“Basically, I would say the city’s main responsibility would be to assure any reconstruction complies with the applicable regulations in their SMP and any other city codes, which may include the need for mitigation.  Often times if structures are rebuilt to the exact same extent they existed before a fire or other disaster, jurisdictions don’t consider that to be an intensification - rather it’s a return to the baseline that existed before the disaster - and so they will not require mitigation. 

“Any restoration would be voluntary, and I am not familiar with any incentives that exist at this time under the Shoreline Master Act.  There are grants available to entities that want to do shoreline restoration so I think there are opportunities to do something different, it just depends on if the project proponent or land owner wants to do it.”
No-Net Loss vs. Net Gain: Is Budd Inlet Really a Priority?
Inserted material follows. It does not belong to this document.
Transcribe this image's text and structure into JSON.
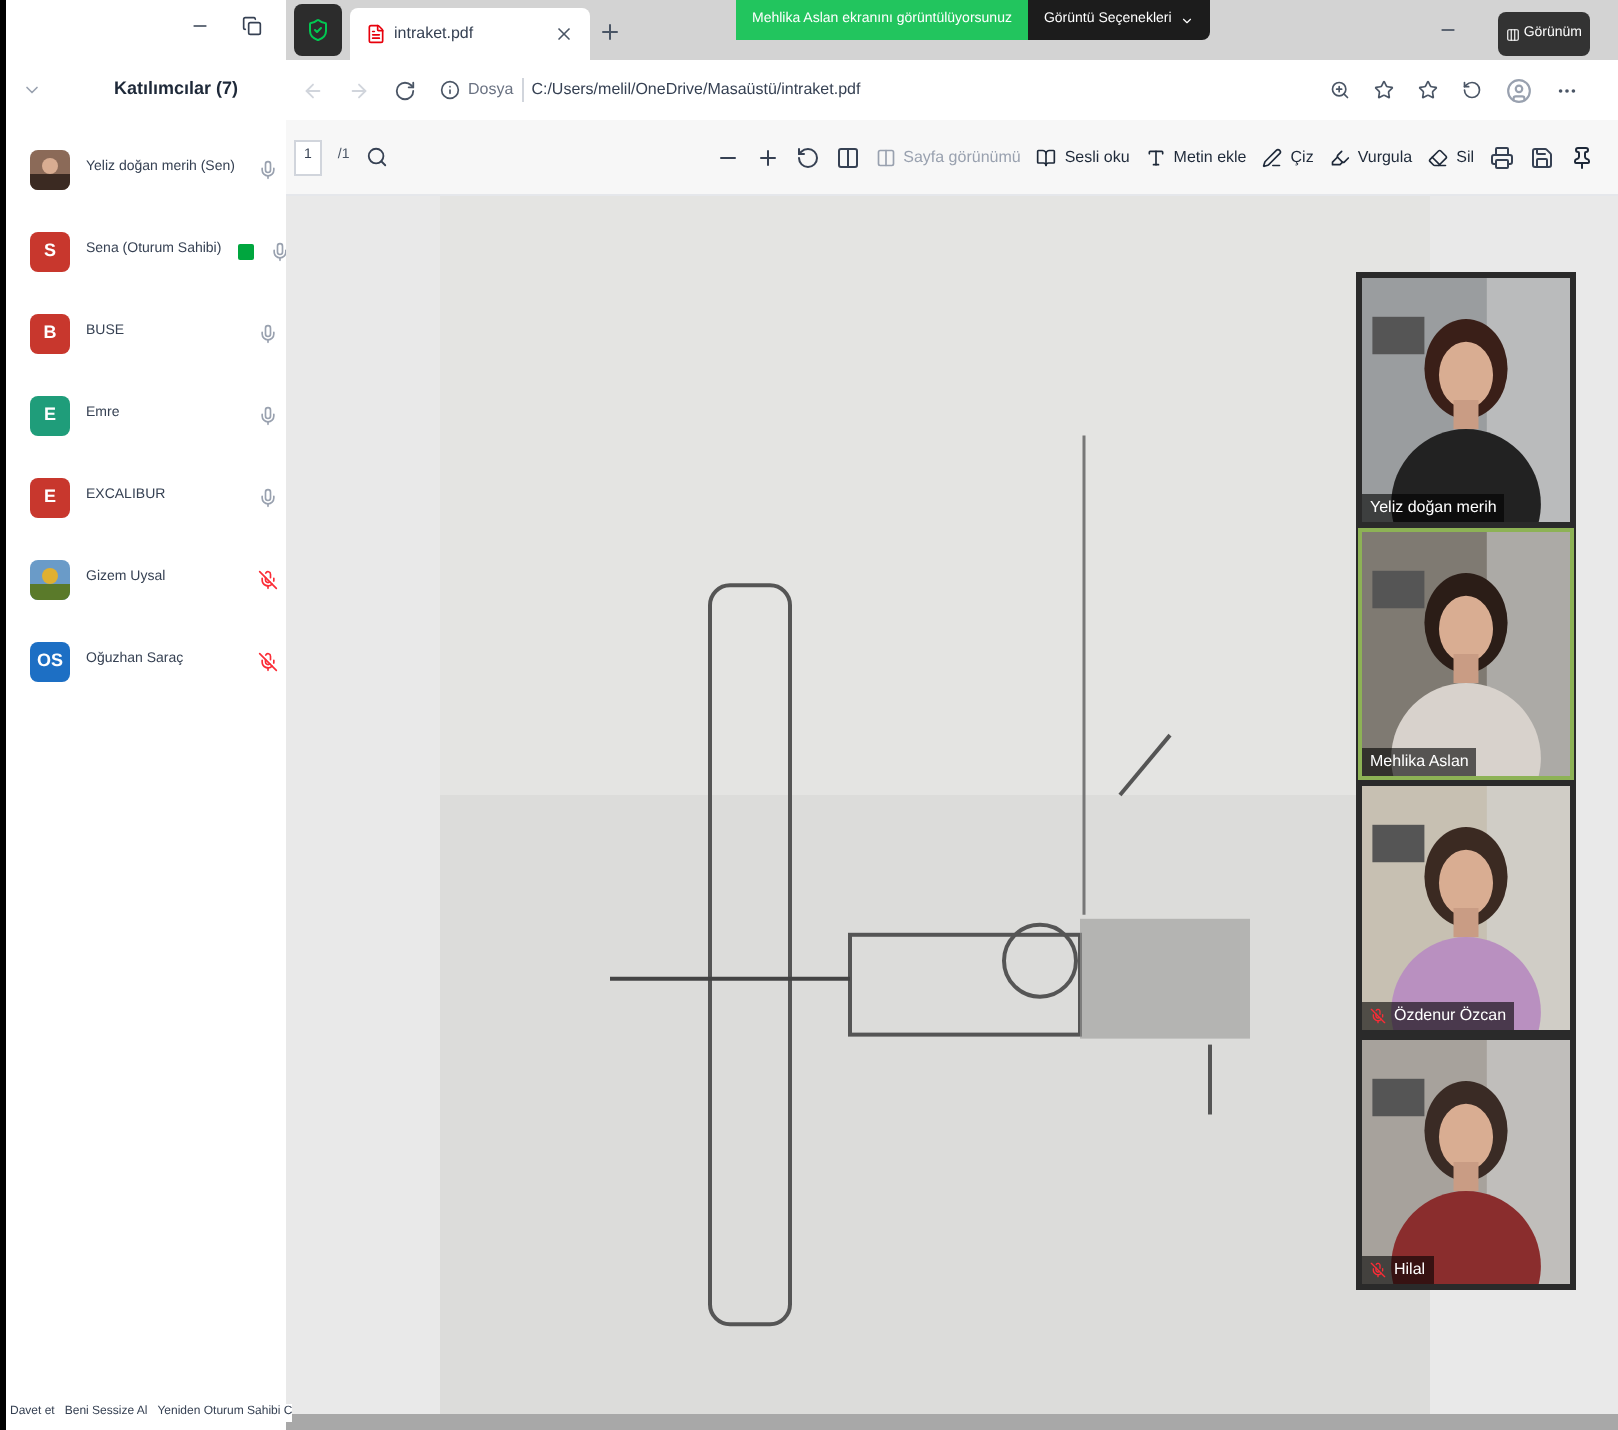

As defined in the draft SMP, under Chapter 3.69, 18.34.850, “restoration is the reestablishment or upgrading of impaired ecological shoreline processes or functions. This may be accomplished through measures including, but not limited to, revegetation, removal of intrusive shoreline structures, and removal or treatment of toxic materials. Restoration does not imply a requirement for returning the shoreline area to aboriginal or pre-European settlement conditions.”

Open to debate perhaps is the definition of “intrusive shoreline structures” which, for some, could mean certain area restaurants, and the Olympia Yacht Club.
Above: The Olympia Yacht Club with new support beams as seen from Percival Landing in July.
In an appendix to the city's draft SMP, the following four priorities and associated restoration projects are identified: improve water quality in Budd Inlet and its tributaries; improve natural sediment processes; preserve and restore wildlife habitat; and restore shorelines as opportunities for humans to connect with the natural environment.

No doubt, Budd Inlet has seen improvements in the form of greater stormwater control, the new Percival Landing boardwalk structure projects, the removal of about 200 creosote pilings, restoration of an acre of shoreline to function as a native habitat, park development, West Bay site clean-ups, and general public education efforts. The Port of Olympia continues to test the high concentration of dioxin-laden sediments which will lead to the development of a clean-up plan. The continued work of the Total Maximum Daily Loads (TMDL) water quality study of contaminants of concern in the Deschutes River, Capitol Lake, and Budd Inlet, led by the state Department of Ecology is also underway.

A comprehensive list of projects intended to restore Budd Inlet was identified by the Squaxin Island Tribe in 2010. Of those projects, 53 were identified in or within 500 feet of the City of Olympia. Of those 53 projects, 27 have been identified as potentially feasible for evaluation or implementation within the next 10 years with the City of Olympia as the lead or partner agency. Implementation schedules for many projects in the downtown area are to be determined by funding availability and/or redevelopment.

However, the biggest, most effective proposal toward Budd Inlet restoration, advocates say, would be the removal of the dam built on Budd Inlet in 1951, which blocks sediment transportation from the Deschutes River and Percival Creek into Budd Inlet.
The community will continue to pursue the delicate balance between human uses of our shorelines with environmental protection, but will we keep focusing on a goal of no net loss or will we begin to work toward environmental net gains?
Above: Sea stars attach themselves to the pilings holding up TugBoat Annie's restaurant in June.